I wrote about this earlier on www.davisfinancialllc.com and you can check out the article here. Want to make $100,000 year? You’re going to need approximately $2.5 million in retirement assets if you intend that money to sustain you for at least 30 years. Adjusted for inflation or 24 years from now, you will need to have $5 million. Reverse engineer the math and see what it takes to deposit $5 million into an investment account. If the government is limiting your Roth IRA contributions to $5500 or $6500 per year(age 50+) you’re not gonna make it. If you’re contributing $18,000 a year and you’re over the age of 45, you’re not going to make it. You need to consider other investments. As I mentioned above, learn how you can take tax-advantages with your income sources & apply this to your investments. You may find additional opportunities that you never knew existed. And this brings me to my third point.
3. Americans don’t read. Most of them, anyways.
What happened to that passion for reading & education most of us experienced in our youth? Personal financial education is required to improve your investments. I was at a conference in Scottsdale over the weekend and presenter, Nancy Hetrick, made an extremely valid point.
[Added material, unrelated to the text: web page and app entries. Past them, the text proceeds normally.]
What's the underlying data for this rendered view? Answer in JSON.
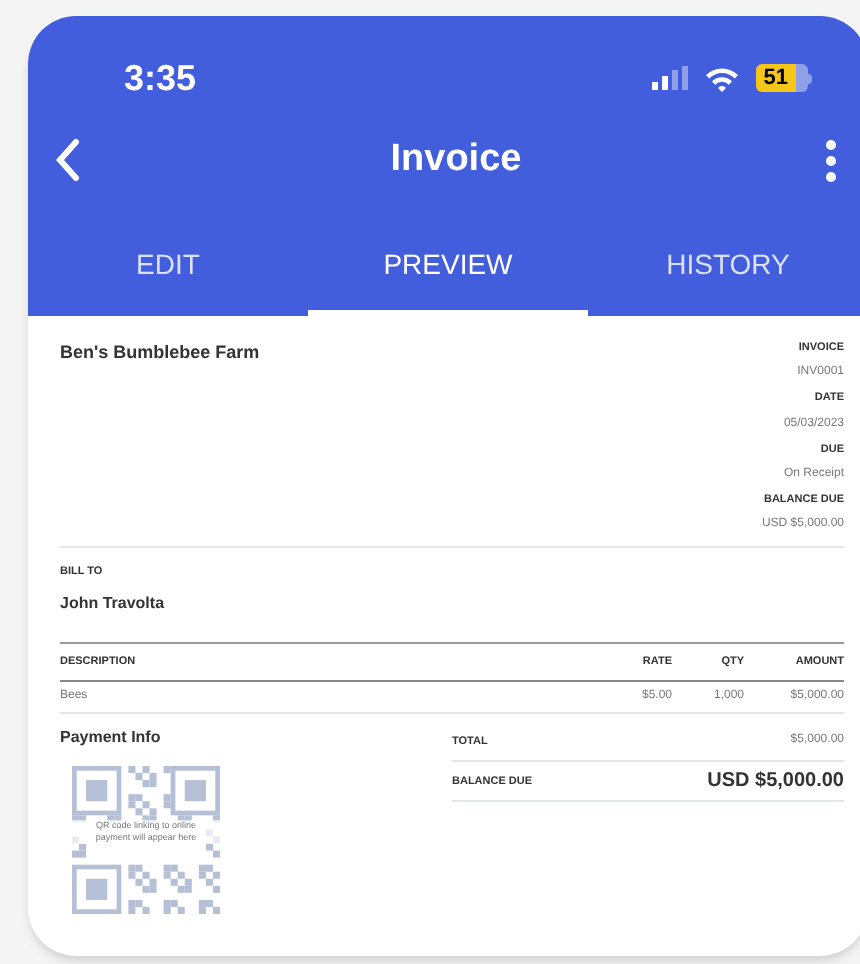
{
  "status_bar": {
    "time": "3:35",
    "battery": "51"
  },
  "app_bar": {
    "title": "Invoice"
  },
  "tabs": [
    {
      "label": "EDIT",
      "selected": false
    },
    {
      "label": "PREVIEW",
      "selected": true
    },
    {
      "label": "HISTORY",
      "selected": false
    }
  ],
  "invoice": {
    "business": "Ben's Bumblebee Farm",
    "meta": [
      {
        "label": "INVOICE",
        "value": "INV0001"
      },
      {
        "label": "DATE",
        "value": "05/03/2023"
      },
      {
        "label": "DUE",
        "value": "On Receipt"
      },
      {
        "label": "BALANCE DUE",
        "value": "USD $5,000.00"
      }
    ],
    "bill_to_label": "BILL TO",
    "bill_to": "John Travolta",
    "table": {
      "columns": [
        "DESCRIPTION",
        "RATE",
        "QTY",
        "AMOUNT"
      ],
      "rows": [
        [
          "Bees",
          "$5.00",
          "1,000",
          "$5,000.00"
        ]
      ]
    },
    "payment_info": "Payment Info",
    "qr_note": "QR code linking to online payment will appear here",
    "totals": [
      {
        "label": "TOTAL",
        "value": "$5,000.00",
        "emphasis": false
      },
      {
        "label": "BALANCE DUE",
        "value": "USD $5,000.00",
        "emphasis": true
      }
    ]
  }
}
She reminded me that while many people set aside 10% of their money for their investments and 10% of their favorite charity or local church, most people do not set aside any time for personal development. She said, “I think people should be spending at least 10% of their time and money in their own personal development.” I couldn’t agree more. Instead of laying in bed watching dancing with the stars or just perusing Facebook to catch up on the latest gossip, why don’t you pick up a book instead? Educate yourself about a topic that you do not understand. Join a local Facebook group about beekeeping, gardening, investing or anything else! Start listening to podcasts while you exercise or garden. That’s what I do and it has made a tremendous difference in my life.
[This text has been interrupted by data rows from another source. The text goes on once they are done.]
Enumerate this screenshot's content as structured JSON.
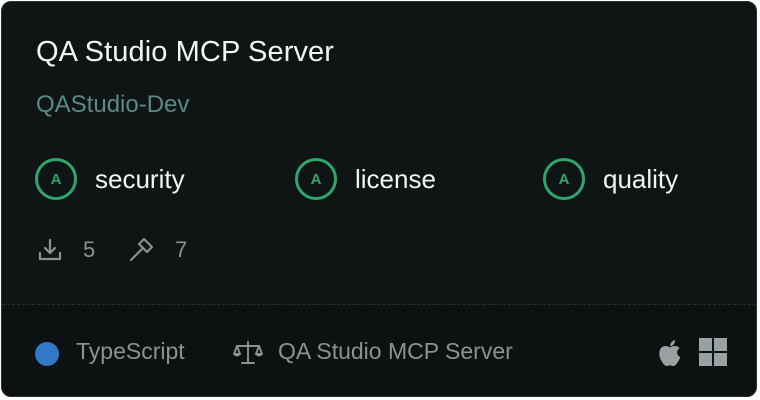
{
  "server": {
    "title": "QA Studio MCP Server",
    "author": "QAStudio-Dev"
  },
  "grades": [
    {
      "grade": "A",
      "label": "security"
    },
    {
      "grade": "A",
      "label": "license"
    },
    {
      "grade": "A",
      "label": "quality"
    }
  ],
  "stats": {
    "downloads": "5",
    "tools": "7",
    "downloads_icon": "download-icon",
    "tools_icon": "hammer-icon"
  },
  "footer": {
    "language": "TypeScript",
    "language_color": "#3178c6",
    "license_icon": "scale-icon",
    "license_name": "QA Studio MCP Server",
    "platforms": [
      "apple-icon",
      "windows-icon"
    ]
  },
  "colors": {
    "grade_accent": "#2ea66a",
    "author": "#5a8a82",
    "background": "#0f1415"
  }
}
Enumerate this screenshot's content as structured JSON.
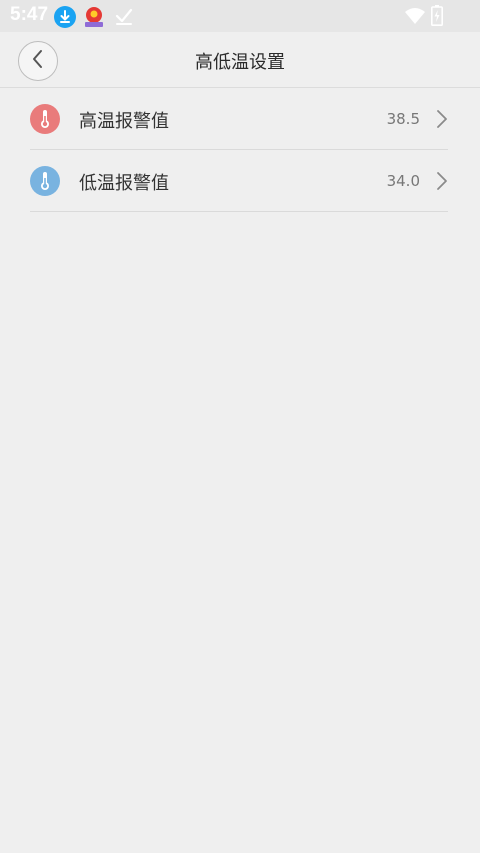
{
  "status_bar": {
    "time": "5:47",
    "icons": [
      "download-icon",
      "app-notification-icon",
      "check-icon",
      "wifi-icon",
      "battery-icon"
    ]
  },
  "header": {
    "title": "高低温设置",
    "back_icon": "chevron-left-icon"
  },
  "items": [
    {
      "label": "高温报警值",
      "value": "38.5",
      "icon": "thermometer-icon",
      "color": "#e97b7b"
    },
    {
      "label": "低温报警值",
      "value": "34.0",
      "icon": "thermometer-icon",
      "color": "#79b3e0"
    }
  ],
  "colors": {
    "background": "#efefef",
    "high_temp": "#e97b7b",
    "low_temp": "#79b3e0"
  }
}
4. Have you ever hear a word enough times that it loses all meaning & power?
I believe diversification has lost all meaning to the American people. When the average American hears the word, “diversification” they immediately think of their Roth IRA or a 401(k) plan; a broad allocation of index funds split between equities and bonds. I do not consider this true diversification. If all of your assets are in the market & it drops in value, or perhaps in bonds & interest rates skyrocket, what is going to happen to your diversified portfolio? Diversification in my mind is a representation of non-correlated assets. The perfect trifecta, in my opinion lies within equities, real estate and business opportunities. But aren’t these things risky? What about investing without a proper financial education? Isn’t that risky? You bet. I’ve written at length regarding the risks that are necessary to invest in equities, business or real estate ventures.
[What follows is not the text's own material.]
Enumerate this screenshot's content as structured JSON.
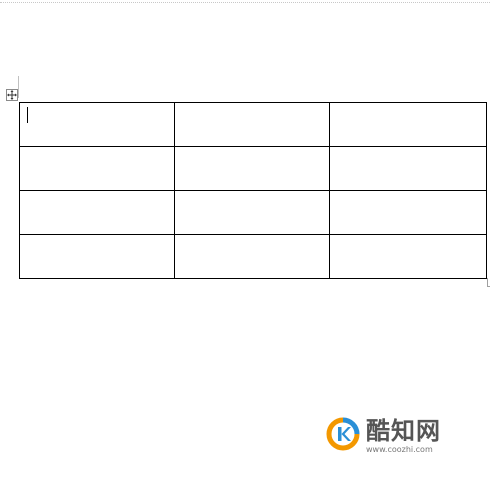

5. Last but not least, you don’t know what you want.
When I ask people how they envision their retirement, especially younger individuals, they struggle with that question. Envisioning retirement can be different for a lot of people. For me, I absolutely love every minute of what I do. I cannot see myself retiring completely, at least not at this point. What I can see is long sabbaticals & lots of vacations with my family. I envision myself enjoying my life rather than slaving away 80 hours a week to pay for a house I can’t afford & keep up with the Joneses. Working so long that when I’m old and gray and my parents have passed away I can finally start “enjoying my life”. I don’t know about you, but I want to enjoy my life today. I want to enjoy my children, my wife, my career and my community. I want to relish every day, as every day is a present. Not to be too corny. Fortunately there is a fix for all of this – it’s called taking action. I would challenge anybody reading this to stop right now and do the following:
- Write down three things that are most important to you.
- Write down three things that you would like to change in your life.
- Look for the overlap between those things and choose one thing to work on today
- Set a short three-month goal to take an actionable step to improve your life.
Don’t know where to start? Contact us today and we would love to help you get going.